Sauerkraut is distinguished by not only its profound simplicity but also its duration: It is slow — weeks slower than kimchi, dill pickles or just about any other vegetable ferment you can name. (In this regard too, it begs comparison with wine.) Four to six weeks is the general rule for high-quality 'kraut. The reason for this lengthy gestation is that the journey from cabbage to 'kraut is a process of very slow acidification, involving the succession of three species of lactic-acid bacteria. Basically, it's a slow-moving bacterial relay race: The Leuconostocs get things started, producing lots of carbon dioxide and enough lactic acid to set the conditions for Lactobacillus plantarum to take over. When the ‘kraut reaches 1.5 percent lactic acid, Lactobacillus pentoaceticus goes to work, until eventually all the remaining cabbage sugars have been converted to lactic acid. At that point the sauerkraut is about 2.5 percent lactic acid and ready for the refrigerator.
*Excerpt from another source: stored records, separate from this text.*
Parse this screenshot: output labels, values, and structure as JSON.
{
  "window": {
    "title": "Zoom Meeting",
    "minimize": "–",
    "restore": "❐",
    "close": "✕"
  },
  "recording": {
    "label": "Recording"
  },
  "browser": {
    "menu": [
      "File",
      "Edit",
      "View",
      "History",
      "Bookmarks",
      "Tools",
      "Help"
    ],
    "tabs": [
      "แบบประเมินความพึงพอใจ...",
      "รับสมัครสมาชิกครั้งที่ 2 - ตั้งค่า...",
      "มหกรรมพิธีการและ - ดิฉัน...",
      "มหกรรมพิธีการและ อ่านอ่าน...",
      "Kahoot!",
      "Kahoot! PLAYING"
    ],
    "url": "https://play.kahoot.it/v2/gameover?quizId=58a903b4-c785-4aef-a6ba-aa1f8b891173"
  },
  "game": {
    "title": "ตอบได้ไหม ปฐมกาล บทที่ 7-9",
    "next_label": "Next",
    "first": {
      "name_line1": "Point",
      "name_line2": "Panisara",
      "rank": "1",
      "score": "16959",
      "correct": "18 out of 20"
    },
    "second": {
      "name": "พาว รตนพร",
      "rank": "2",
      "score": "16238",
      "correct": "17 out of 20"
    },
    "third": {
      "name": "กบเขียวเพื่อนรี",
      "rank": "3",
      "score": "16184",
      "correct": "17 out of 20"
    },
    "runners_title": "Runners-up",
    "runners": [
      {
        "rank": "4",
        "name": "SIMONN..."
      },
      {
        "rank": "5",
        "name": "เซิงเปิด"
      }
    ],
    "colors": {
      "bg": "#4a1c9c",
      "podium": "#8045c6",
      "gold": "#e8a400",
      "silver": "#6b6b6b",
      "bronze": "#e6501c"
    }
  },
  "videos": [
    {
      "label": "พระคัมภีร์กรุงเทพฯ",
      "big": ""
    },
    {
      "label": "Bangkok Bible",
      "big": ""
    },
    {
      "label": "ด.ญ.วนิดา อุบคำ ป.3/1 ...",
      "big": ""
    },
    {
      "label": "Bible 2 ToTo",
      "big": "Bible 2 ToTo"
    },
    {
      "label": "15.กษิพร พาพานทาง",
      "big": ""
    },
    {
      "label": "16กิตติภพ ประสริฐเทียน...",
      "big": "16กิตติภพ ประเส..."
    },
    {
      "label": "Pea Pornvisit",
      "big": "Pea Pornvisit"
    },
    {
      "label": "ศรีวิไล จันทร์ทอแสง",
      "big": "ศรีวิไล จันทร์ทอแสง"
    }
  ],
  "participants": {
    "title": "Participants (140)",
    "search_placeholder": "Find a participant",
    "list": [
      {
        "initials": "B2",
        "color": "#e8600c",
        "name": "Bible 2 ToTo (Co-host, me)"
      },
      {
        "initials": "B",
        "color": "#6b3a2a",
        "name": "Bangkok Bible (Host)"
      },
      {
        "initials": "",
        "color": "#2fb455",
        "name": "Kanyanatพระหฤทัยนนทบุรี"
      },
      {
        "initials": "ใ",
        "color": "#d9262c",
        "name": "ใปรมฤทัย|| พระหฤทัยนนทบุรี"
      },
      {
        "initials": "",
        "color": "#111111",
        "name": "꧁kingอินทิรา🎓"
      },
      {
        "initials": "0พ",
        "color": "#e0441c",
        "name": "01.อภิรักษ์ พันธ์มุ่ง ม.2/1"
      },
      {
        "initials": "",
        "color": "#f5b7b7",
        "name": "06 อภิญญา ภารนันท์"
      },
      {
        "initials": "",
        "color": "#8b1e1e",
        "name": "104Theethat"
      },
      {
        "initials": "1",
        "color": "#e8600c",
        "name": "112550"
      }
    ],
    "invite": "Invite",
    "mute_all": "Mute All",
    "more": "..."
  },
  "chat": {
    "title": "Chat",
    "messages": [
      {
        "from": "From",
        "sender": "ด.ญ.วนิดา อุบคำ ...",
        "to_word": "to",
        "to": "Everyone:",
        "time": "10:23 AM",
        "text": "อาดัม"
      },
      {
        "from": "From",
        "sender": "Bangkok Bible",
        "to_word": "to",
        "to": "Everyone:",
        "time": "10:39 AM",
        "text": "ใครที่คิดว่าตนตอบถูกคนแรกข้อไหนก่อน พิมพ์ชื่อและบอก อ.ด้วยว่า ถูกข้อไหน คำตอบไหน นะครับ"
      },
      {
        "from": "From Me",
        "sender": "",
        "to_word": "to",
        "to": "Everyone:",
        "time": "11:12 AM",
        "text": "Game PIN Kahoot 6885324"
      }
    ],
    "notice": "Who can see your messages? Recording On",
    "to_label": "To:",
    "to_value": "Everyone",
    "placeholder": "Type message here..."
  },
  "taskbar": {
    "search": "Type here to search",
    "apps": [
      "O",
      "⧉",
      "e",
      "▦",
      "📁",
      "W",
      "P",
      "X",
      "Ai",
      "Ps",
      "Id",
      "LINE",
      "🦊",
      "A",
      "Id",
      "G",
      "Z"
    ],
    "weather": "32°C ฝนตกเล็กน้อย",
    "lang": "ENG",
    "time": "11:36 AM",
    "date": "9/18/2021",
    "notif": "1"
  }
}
The final product is highly acidic (kimchi, by contrast, clocks in at 1 percent lactic acid) and highly complex, with interesting fruity and floral components contributed by low levels of alcohol and yeast.

But you hardly need a Ph.D. in sauerkraut biology to make sauerkraut. In truth, the process is almost too simple to merit a recipe: Shred cabbage, salt it, submerge it under a brine of its own making, and keep it there for a good long time. But attention to the finer points yields big rewards.

Click here for the sauerkraut recipe and step-by-step photos.

Super Food Nerds is a column written in alternating installments by Rupa (food and beverage editor, culinary staff) and Jonathan (research librarian, same place). Each post will be dedicated to a particular topic — how to DIY something you don’t normally DIY, how to perfect a dish usually taken for granted, plus the best techniques, underlying chemistries and a handful of inexplicable preferences. Basically, if they can overthink it, they’re on it.

Keep Reading

Next Up

Super Food Nerds: Make Your Own Chorizo

Make chorizo from scratch with this recipe and cooking tips from Cooking Channel.

Super Food Nerds: Make Your Own Kimchi

Make kimchi from scratch with this recipe and cooking tips from Cooking Channel.

Super Food Nerds: Make Your Own Almond Milk

Making almond milk is a less daunting feat than you'd think. Discover how from Devour the Blog by Cooking Channel.

Super Food Nerds: Make Your Own Creme Fraiche

Make creme fraiche from scratch with this recipe and cooking tips from Cooking Channel.

Super Food Nerds: How to Make Your Own Yogurt

The fundamentals of yogurt making are really pretty simple. They break down into four steps.

Super Food Nerds: How to Make Your Own Bacon

It's awesome. You should try it. It's insanely easy and it pays off in spades.

On TV

Food Quest

10am | 9c

Carnival Eats

10:30am | 9:30c

Carnival Eats

11am | 10c

Carnival Eats

11:30am | 10:30c

Carnival Eats

12pm | 11c

Carnival Eats

12:30pm | 11:30c

Carnival Eats

1pm | 12c

Carnival Eats

1:30pm | 12:30c

Good Eats

2pm | 1c

Good Eats

2:30pm | 1:30c

Good Eats

3pm | 2c

Good Eats

3:30pm | 2:30c

Cheap Eats

4pm | 3c

Cheap Eats

4:30pm | 3:30c

Cheap Eats

5pm | 4c

Cheap Eats

5:30pm | 4:30c

Cheap Eats

6pm | 5c

Cheap Eats

6:30pm | 5:30c
On Tonight
On Tonight

MasterChef Canada

8pm | 7c

Big Bad BBQ Brawl

10:30pm | 9:30c

Good Eats

11pm | 10c

Good Eats

11:30pm | 10:30c

Big Bad BBQ Brawl

2:30am | 1:30c

Good Eats

3am | 2c

Good Eats

3:30am | 2:30c
What's Hot
What's Hot

The Best Thing I Ever Ate

New Episodes Sundays 8|7c

Pick a Side!

The Snackdown

In our new animated series, we debate the most-pressing food matters of our time, like is cereal a soup?

So Much Pretty Food Here